“Last week, Suozzi had 150 people at his rally,” Mr. Blakeman said. “Mazi had a rally right at about the same time, and she had close to a thousand people. So, I think we have the energy, we have the boots on the ground, and I’m reasonably confident she will be elected.”
Mr. Blakeman participated in a press conference yesterday, along with Nassau County District Attorney Anne Donnelly and representatives from the Nassau County Police Department, where they discussed an alleged assault by an illegal immigrant from North Africa against a Hewlett homeowner earlier this week.
Before Bechir Lehbeib, 26, was arrested he had been residing between a Staten Island shelter and a home in Jamaica, Queens.
“The question out here is will the Republicans be able to turn out the Levittown and Massapequa Republican bastions for a black Jewish woman,” Steven R. Schlesinger, a Nassau County attorney who represents Democrat and Republican candidates in various election issues, told The Epoch Times.
Mr. Suozzi is Italian-American while Ms. Pilip is an Ethiopian American of the orthodox Jewish faith who immigrated to Israel from the Horn of Africa and subsequently to the United States.
Currently, Mr. Suozzi is leading financially. In her 48-hour Notice of Contributions form filed on Feb. 4, Ms. Pilip reported that 21 individuals contributed a total of approximately $37,000 from locations as far away as Florida, Georgia, and Maryland.
Meanwhile, Mr. Suozzi’s Feb. 3 form lists contributions from 57 out of 85 individuals and political action committees, totaling $188,100, from locations as distant as Minnesota, California, and Texas.
Having more money, however, is no guarantee that Mr. Suozzi will win, according to Mr. Schlesinger.
“The Republicans are better at driving their voters to the polls than the Democrats,” Mr. Schlesinger said. “The Democrats have no ground troops. So, unless Suozzi imports a ton of ground troops, I’m not sure where they’re getting the boots on the ground.”
A breakdown of the contributions shows that 28 percent of Ms. Pilip’s are small amounts from individuals, compared to only 11 percent for Mr. Suozzi.
Ms. Pilip’s greatest challenge is not fundraising, according to Mr. D’Amato.

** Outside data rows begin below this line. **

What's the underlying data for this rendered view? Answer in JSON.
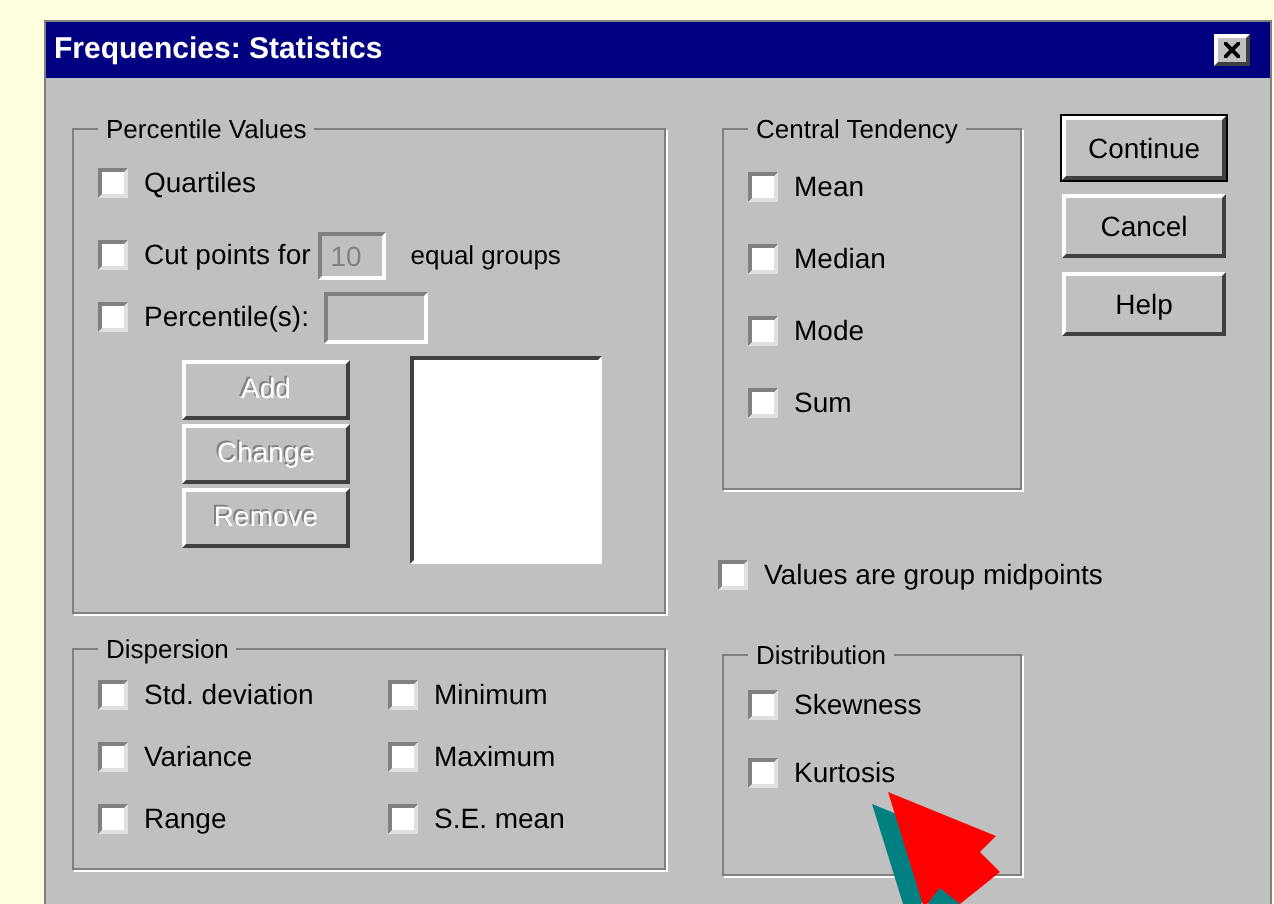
{
  "window": {
    "title": "Frequencies: Statistics"
  },
  "percentile_values": {
    "title": "Percentile Values",
    "quartiles": {
      "label": "Quartiles",
      "checked": false
    },
    "cut_points": {
      "label": "Cut points for",
      "value": "10",
      "suffix": "equal groups",
      "checked": false
    },
    "percentiles": {
      "label": "Percentile(s):",
      "checked": false
    },
    "buttons": [
      {
        "label": "Add",
        "disabled": true
      },
      {
        "label": "Change",
        "disabled": true
      },
      {
        "label": "Remove",
        "disabled": true
      }
    ]
  },
  "central_tendency": {
    "title": "Central Tendency",
    "items": [
      {
        "label": "Mean",
        "checked": false
      },
      {
        "label": "Median",
        "checked": false
      },
      {
        "label": "Mode",
        "checked": false
      },
      {
        "label": "Sum",
        "checked": false
      }
    ]
  },
  "buttons": [
    {
      "label": "Continue",
      "default": true
    },
    {
      "label": "Cancel",
      "default": false
    },
    {
      "label": "Help",
      "default": false
    }
  ],
  "group_midpoints": {
    "label": "Values are group midpoints",
    "checked": false
  },
  "dispersion": {
    "title": "Dispersion",
    "items": [
      {
        "label": "Std. deviation",
        "checked": false
      },
      {
        "label": "Minimum",
        "checked": false
      },
      {
        "label": "Variance",
        "checked": false
      },
      {
        "label": "Maximum",
        "checked": false
      },
      {
        "label": "Range",
        "checked": false
      },
      {
        "label": "S.E. mean",
        "checked": false
      }
    ]
  },
  "distribution": {
    "title": "Distribution",
    "items": [
      {
        "label": "Skewness",
        "checked": false
      },
      {
        "label": "Kurtosis",
        "checked": false
      }
    ]
  }
}
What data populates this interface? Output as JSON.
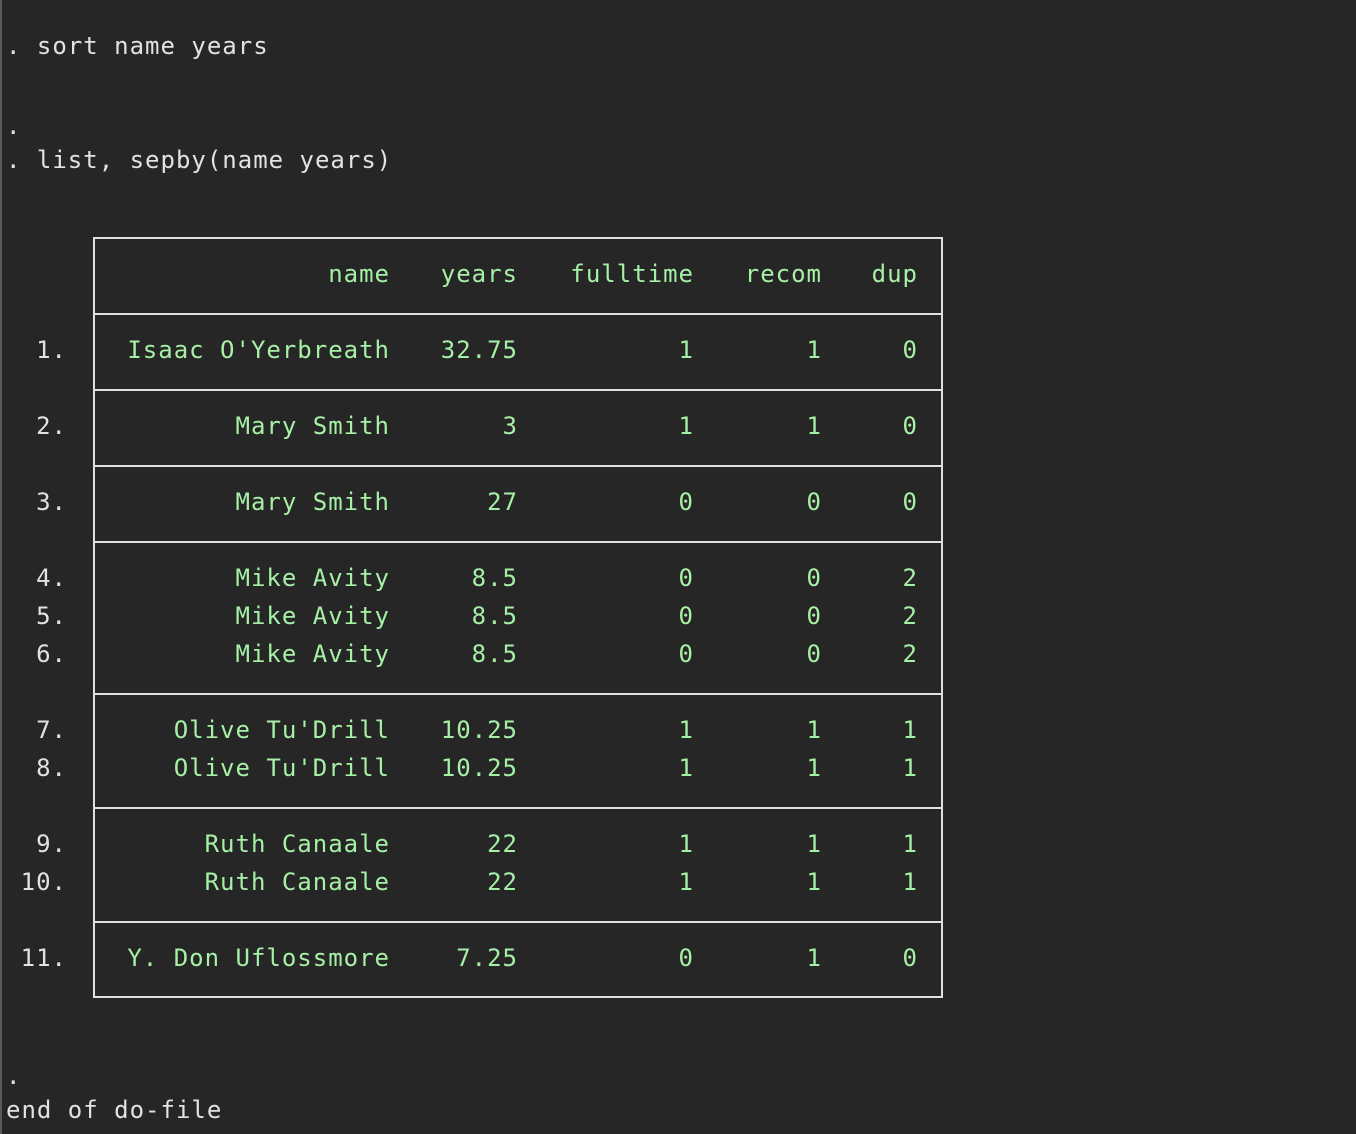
{
  "commands": {
    "sort": ". sort name years",
    "dot1": ".",
    "list": ". list, sepby(name years)",
    "dot2": ".",
    "end": "end of do-file"
  },
  "table": {
    "headers": {
      "name": "name",
      "years": "years",
      "fulltime": "fulltime",
      "recom": "recom",
      "dup": "dup"
    },
    "rows": [
      {
        "obs": "1.",
        "name": "Isaac O'Yerbreath",
        "years": "32.75",
        "fulltime": "1",
        "recom": "1",
        "dup": "0"
      },
      {
        "obs": "2.",
        "name": "Mary Smith",
        "years": "3",
        "fulltime": "1",
        "recom": "1",
        "dup": "0"
      },
      {
        "obs": "3.",
        "name": "Mary Smith",
        "years": "27",
        "fulltime": "0",
        "recom": "0",
        "dup": "0"
      },
      {
        "obs": "4.",
        "name": "Mike Avity",
        "years": "8.5",
        "fulltime": "0",
        "recom": "0",
        "dup": "2"
      },
      {
        "obs": "5.",
        "name": "Mike Avity",
        "years": "8.5",
        "fulltime": "0",
        "recom": "0",
        "dup": "2"
      },
      {
        "obs": "6.",
        "name": "Mike Avity",
        "years": "8.5",
        "fulltime": "0",
        "recom": "0",
        "dup": "2"
      },
      {
        "obs": "7.",
        "name": "Olive Tu'Drill",
        "years": "10.25",
        "fulltime": "1",
        "recom": "1",
        "dup": "1"
      },
      {
        "obs": "8.",
        "name": "Olive Tu'Drill",
        "years": "10.25",
        "fulltime": "1",
        "recom": "1",
        "dup": "1"
      },
      {
        "obs": "9.",
        "name": "Ruth Canaale",
        "years": "22",
        "fulltime": "1",
        "recom": "1",
        "dup": "1"
      },
      {
        "obs": "10.",
        "name": "Ruth Canaale",
        "years": "22",
        "fulltime": "1",
        "recom": "1",
        "dup": "1"
      },
      {
        "obs": "11.",
        "name": "Y. Don Uflossmore",
        "years": "7.25",
        "fulltime": "0",
        "recom": "1",
        "dup": "0"
      }
    ]
  },
  "colors": {
    "background": "#262626",
    "command_text": "#e2e2e2",
    "result_text": "#a6f0a6",
    "table_border": "#e0e0e0"
  }
}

It’s to overcome the right-wing messaging in broadcast advertising that the Democrat party has invested in.
“The Swazi campaign has been full of fabrications,” Mr. D’Amato alleged.
A DCCC YouTube video depicts Ms. Pilip as a candidate who is avoiding questions about her agenda and depicts her as being an extremist who seeks to ban abortion and make massive cuts to social security. Mr. Blakeman disputes the negative portrayal of Ms. Pilip.
“She wants to work to reduce inflation so purchases are more affordable for middle-class families,” he said. “She is someone who fully supports funding social security, and she has indicated that she would vote against any national ban on abortion so she is a rock solid mainstream Republican.”
Mr. Suozzi is also being cast as a radical but from a left-leaning angle.
The National Republican Congressional Committee (NRCC) sponsored a YouTube video stating he kicked U.S. Immigration and Customs Enforcement (ICE) out of Nassau County and weakened the borders during his previous tenure in the seat.
“Tom Suozzi’s open border policies have led to the migrant crisis we are seeing now,” NRCC spokeswoman Savannah Viar said in a statement online. “No amount of attempting to rewrite history can change that.”
St. John’s University legal and homeland security professor William Murphy defended Mr. Suozzi by predicting that Ms. Pilip would blindly vote along party lines if elected, which would fuel polarization and dysfunction in Washington.
“[Suozzi] is a bipartisan bridge-builder who actually engages with and listens to the public he works for, reaches across the aisle to make deals that best serve not his party but his constituents, and just plain gets things done at a pivotal moment when Congress must start getting things done,” said Mr. Murphy who was previously a congressional candidate before withdrawing last year to endorse Mr. Suozzi.